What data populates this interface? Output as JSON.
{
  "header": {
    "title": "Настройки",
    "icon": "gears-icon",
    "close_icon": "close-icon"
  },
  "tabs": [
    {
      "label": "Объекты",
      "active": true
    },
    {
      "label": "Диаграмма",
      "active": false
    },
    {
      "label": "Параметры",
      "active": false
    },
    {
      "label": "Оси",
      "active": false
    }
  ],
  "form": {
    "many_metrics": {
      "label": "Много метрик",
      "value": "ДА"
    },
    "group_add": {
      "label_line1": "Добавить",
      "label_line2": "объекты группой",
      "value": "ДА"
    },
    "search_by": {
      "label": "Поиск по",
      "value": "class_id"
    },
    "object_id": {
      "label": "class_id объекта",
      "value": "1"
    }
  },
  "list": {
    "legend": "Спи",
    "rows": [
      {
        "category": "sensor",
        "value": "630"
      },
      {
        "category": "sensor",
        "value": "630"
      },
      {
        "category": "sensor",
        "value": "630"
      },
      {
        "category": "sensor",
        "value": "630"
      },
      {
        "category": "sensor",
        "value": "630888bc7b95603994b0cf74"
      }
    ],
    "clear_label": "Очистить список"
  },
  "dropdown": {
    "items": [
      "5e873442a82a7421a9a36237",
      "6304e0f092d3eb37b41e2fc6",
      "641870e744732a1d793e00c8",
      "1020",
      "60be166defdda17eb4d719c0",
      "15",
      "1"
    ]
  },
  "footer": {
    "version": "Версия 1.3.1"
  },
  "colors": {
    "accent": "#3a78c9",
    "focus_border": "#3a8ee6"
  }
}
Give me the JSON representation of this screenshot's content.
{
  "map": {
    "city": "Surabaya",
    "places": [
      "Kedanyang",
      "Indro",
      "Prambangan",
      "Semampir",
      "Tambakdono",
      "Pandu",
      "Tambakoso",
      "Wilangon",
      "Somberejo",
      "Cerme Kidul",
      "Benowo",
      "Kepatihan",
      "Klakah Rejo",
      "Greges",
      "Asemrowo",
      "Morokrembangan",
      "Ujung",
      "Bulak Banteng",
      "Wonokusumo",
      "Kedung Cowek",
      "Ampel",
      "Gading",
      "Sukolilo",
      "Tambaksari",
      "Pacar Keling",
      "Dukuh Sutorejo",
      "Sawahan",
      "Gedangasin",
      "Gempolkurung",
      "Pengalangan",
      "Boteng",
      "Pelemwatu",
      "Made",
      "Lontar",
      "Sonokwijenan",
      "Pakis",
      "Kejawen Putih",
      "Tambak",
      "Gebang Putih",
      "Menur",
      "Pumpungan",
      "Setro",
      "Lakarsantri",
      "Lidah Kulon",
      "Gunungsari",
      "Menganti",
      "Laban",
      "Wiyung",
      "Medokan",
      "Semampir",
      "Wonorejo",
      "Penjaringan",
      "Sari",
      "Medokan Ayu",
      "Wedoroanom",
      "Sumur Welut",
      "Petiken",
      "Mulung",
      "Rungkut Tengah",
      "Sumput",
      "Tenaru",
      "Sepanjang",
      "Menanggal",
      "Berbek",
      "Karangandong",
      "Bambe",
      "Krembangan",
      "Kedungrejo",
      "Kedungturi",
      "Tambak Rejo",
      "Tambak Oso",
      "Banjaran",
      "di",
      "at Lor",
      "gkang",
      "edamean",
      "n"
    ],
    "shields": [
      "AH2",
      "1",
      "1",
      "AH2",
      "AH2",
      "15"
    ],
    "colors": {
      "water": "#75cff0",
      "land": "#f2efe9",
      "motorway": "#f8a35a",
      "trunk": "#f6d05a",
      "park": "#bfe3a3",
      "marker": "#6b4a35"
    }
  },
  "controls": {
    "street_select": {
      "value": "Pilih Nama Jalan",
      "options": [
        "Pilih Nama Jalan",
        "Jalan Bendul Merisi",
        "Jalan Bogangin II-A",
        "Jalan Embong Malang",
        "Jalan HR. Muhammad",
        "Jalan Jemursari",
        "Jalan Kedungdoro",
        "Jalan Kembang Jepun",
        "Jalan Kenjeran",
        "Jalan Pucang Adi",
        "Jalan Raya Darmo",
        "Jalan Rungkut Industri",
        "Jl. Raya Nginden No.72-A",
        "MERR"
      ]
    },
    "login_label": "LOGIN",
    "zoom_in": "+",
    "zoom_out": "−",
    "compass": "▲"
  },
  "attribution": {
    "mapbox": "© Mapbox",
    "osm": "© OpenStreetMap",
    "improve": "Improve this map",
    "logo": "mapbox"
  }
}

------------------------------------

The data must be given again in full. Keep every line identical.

What data populates this interface? Output as JSON.
{
  "header": {
    "title": "Настройки",
    "icon": "gears-icon",
    "close_icon": "close-icon"
  },
  "tabs": [
    {
      "label": "Объекты",
      "active": true
    },
    {
      "label": "Диаграмма",
      "active": false
    },
    {
      "label": "Параметры",
      "active": false
    },
    {
      "label": "Оси",
      "active": false
    }
  ],
  "form": {
    "many_metrics": {
      "label": "Много метрик",
      "value": "ДА"
    },
    "group_add": {
      "label_line1": "Добавить",
      "label_line2": "объекты группой",
      "value": "ДА"
    },
    "search_by": {
      "label": "Поиск по",
      "value": "class_id"
    },
    "object_id": {
      "label": "class_id объекта",
      "value": "1"
    }
  },
  "list": {
    "legend": "Спи",
    "rows": [
      {
        "category": "sensor",
        "value": "630"
      },
      {
        "category": "sensor",
        "value": "630"
      },
      {
        "category": "sensor",
        "value": "630"
      },
      {
        "category": "sensor",
        "value": "630"
      },
      {
        "category": "sensor",
        "value": "630888bc7b95603994b0cf74"
      }
    ],
    "clear_label": "Очистить список"
  },
  "dropdown": {
    "items": [
      "5e873442a82a7421a9a36237",
      "6304e0f092d3eb37b41e2fc6",
      "641870e744732a1d793e00c8",
      "1020",
      "60be166defdda17eb4d719c0",
      "15",
      "1"
    ]
  },
  "footer": {
    "version": "Версия 1.3.1"
  },
  "colors": {
    "accent": "#3a78c9",
    "focus_border": "#3a8ee6"
  }
}
Give me the JSON representation of this screenshot's content.
{
  "map": {
    "city": "Surabaya",
    "places": [
      "Kedanyang",
      "Indro",
      "Prambangan",
      "Semampir",
      "Tambakdono",
      "Pandu",
      "Tambakoso",
      "Wilangon",
      "Somberejo",
      "Cerme Kidul",
      "Benowo",
      "Kepatihan",
      "Klakah Rejo",
      "Greges",
      "Asemrowo",
      "Morokrembangan",
      "Ujung",
      "Bulak Banteng",
      "Wonokusumo",
      "Kedung Cowek",
      "Ampel",
      "Gading",
      "Sukolilo",
      "Tambaksari",
      "Pacar Keling",
      "Dukuh Sutorejo",
      "Sawahan",
      "Gedangasin",
      "Gempolkurung",
      "Pengalangan",
      "Boteng",
      "Pelemwatu",
      "Made",
      "Lontar",
      "Sonokwijenan",
      "Pakis",
      "Kejawen Putih",
      "Tambak",
      "Gebang Putih",
      "Menur",
      "Pumpungan",
      "Setro",
      "Lakarsantri",
      "Lidah Kulon",
      "Gunungsari",
      "Menganti",
      "Laban",
      "Wiyung",
      "Medokan",
      "Semampir",
      "Wonorejo",
      "Penjaringan",
      "Sari",
      "Medokan Ayu",
      "Wedoroanom",
      "Sumur Welut",
      "Petiken",
      "Mulung",
      "Rungkut Tengah",
      "Sumput",
      "Tenaru",
      "Sepanjang",
      "Menanggal",
      "Berbek",
      "Karangandong",
      "Bambe",
      "Krembangan",
      "Kedungrejo",
      "Kedungturi",
      "Tambak Rejo",
      "Tambak Oso",
      "Banjaran",
      "di",
      "at Lor",
      "gkang",
      "edamean",
      "n"
    ],
    "shields": [
      "AH2",
      "1",
      "1",
      "AH2",
      "AH2",
      "15"
    ],
    "colors": {
      "water": "#75cff0",
      "land": "#f2efe9",
      "motorway": "#f8a35a",
      "trunk": "#f6d05a",
      "park": "#bfe3a3",
      "marker": "#6b4a35"
    }
  },
  "controls": {
    "street_select": {
      "value": "Pilih Nama Jalan",
      "options": [
        "Pilih Nama Jalan",
        "Jalan Bendul Merisi",
        "Jalan Bogangin II-A",
        "Jalan Embong Malang",
        "Jalan HR. Muhammad",
        "Jalan Jemursari",
        "Jalan Kedungdoro",
        "Jalan Kembang Jepun",
        "Jalan Kenjeran",
        "Jalan Pucang Adi",
        "Jalan Raya Darmo",
        "Jalan Rungkut Industri",
        "Jl. Raya Nginden No.72-A",
        "MERR"
      ]
    },
    "login_label": "LOGIN",
    "zoom_in": "+",
    "zoom_out": "−",
    "compass": "▲"
  },
  "attribution": {
    "mapbox": "© Mapbox",
    "osm": "© OpenStreetMap",
    "improve": "Improve this map",
    "logo": "mapbox"
  }
}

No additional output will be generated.